*** Block opens ***

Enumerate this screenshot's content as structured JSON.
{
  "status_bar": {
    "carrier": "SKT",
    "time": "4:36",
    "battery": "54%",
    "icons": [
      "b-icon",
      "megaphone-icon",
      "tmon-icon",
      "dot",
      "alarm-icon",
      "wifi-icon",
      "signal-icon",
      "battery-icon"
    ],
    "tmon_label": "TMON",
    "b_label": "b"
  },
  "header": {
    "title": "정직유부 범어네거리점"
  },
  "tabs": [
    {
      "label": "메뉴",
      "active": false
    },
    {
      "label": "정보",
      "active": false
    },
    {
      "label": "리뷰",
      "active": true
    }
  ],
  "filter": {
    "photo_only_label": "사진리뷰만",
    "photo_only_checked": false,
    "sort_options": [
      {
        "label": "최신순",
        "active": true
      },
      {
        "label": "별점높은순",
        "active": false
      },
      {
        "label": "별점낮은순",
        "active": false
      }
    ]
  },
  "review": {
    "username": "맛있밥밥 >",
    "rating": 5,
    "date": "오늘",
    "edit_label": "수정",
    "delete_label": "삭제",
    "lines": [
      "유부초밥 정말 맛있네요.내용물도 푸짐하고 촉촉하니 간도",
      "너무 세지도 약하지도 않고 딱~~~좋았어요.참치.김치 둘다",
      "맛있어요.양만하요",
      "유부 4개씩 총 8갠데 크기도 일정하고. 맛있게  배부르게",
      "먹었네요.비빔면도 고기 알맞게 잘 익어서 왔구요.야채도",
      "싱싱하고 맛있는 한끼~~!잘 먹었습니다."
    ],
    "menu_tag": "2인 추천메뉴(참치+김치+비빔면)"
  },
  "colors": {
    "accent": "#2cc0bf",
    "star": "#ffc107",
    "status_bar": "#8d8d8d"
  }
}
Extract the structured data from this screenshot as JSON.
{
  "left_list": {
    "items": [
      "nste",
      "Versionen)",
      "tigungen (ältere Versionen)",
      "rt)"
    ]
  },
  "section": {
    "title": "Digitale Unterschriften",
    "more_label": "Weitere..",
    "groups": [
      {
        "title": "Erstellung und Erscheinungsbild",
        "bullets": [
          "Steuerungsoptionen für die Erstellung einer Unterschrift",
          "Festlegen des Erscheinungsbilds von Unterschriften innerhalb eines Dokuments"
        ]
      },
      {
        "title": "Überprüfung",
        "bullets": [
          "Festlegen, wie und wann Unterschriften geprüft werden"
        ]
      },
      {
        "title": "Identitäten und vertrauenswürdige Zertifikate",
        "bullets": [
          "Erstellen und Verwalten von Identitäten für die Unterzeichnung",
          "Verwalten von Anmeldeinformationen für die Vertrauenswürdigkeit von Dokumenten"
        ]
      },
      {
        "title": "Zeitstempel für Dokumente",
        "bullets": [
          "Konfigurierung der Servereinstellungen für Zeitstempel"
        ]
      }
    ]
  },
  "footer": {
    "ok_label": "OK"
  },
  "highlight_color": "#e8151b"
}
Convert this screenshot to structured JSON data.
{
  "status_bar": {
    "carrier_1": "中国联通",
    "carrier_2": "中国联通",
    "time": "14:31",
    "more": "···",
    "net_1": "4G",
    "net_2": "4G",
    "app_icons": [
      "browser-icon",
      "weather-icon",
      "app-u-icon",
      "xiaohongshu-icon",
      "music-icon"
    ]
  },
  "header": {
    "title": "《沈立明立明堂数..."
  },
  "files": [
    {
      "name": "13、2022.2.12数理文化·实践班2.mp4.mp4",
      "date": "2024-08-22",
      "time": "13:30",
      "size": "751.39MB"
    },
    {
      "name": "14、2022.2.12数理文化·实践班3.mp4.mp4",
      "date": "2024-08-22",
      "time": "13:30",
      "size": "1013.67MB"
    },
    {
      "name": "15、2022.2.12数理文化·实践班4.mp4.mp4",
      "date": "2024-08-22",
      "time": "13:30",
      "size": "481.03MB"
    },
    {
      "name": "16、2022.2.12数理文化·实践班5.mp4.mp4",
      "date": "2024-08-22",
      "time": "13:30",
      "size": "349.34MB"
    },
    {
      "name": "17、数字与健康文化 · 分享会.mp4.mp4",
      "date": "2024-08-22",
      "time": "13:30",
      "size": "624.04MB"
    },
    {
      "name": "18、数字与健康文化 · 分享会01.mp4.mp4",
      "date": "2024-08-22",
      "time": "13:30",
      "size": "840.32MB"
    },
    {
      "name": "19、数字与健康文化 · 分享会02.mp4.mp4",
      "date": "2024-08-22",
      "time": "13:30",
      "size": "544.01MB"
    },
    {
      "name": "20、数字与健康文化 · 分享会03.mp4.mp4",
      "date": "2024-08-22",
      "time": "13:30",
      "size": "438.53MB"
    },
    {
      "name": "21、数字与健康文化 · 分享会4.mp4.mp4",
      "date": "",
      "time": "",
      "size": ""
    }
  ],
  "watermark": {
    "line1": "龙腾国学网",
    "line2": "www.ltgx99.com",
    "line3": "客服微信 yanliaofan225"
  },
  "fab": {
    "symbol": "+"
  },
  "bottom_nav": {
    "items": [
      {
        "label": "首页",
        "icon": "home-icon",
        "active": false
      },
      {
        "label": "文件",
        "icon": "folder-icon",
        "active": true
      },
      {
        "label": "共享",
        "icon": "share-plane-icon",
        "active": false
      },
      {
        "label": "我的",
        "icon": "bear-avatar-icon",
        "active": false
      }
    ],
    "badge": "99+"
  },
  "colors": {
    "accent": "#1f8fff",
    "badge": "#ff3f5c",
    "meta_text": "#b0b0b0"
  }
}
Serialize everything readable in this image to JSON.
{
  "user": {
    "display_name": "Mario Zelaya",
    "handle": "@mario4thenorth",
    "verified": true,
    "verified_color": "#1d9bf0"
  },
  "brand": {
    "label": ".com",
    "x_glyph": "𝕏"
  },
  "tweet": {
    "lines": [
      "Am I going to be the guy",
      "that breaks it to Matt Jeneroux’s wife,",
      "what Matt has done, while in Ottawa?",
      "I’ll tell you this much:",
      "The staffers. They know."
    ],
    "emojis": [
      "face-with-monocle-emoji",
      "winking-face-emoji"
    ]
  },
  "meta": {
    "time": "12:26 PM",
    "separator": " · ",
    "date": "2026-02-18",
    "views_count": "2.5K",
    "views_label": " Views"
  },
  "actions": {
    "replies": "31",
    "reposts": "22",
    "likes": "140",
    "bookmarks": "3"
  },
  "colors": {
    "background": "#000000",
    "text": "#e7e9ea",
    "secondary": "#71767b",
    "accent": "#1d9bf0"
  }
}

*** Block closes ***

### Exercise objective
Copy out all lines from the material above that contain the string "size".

### Solution to this exercise
      "size": "751.39MB"
      "size": "1013.67MB"
      "size": "481.03MB"
      "size": "349.34MB"
      "size": "624.04MB"
      "size": "840.32MB"
      "size": "544.01MB"
      "size": "438.53MB"
      "size": ""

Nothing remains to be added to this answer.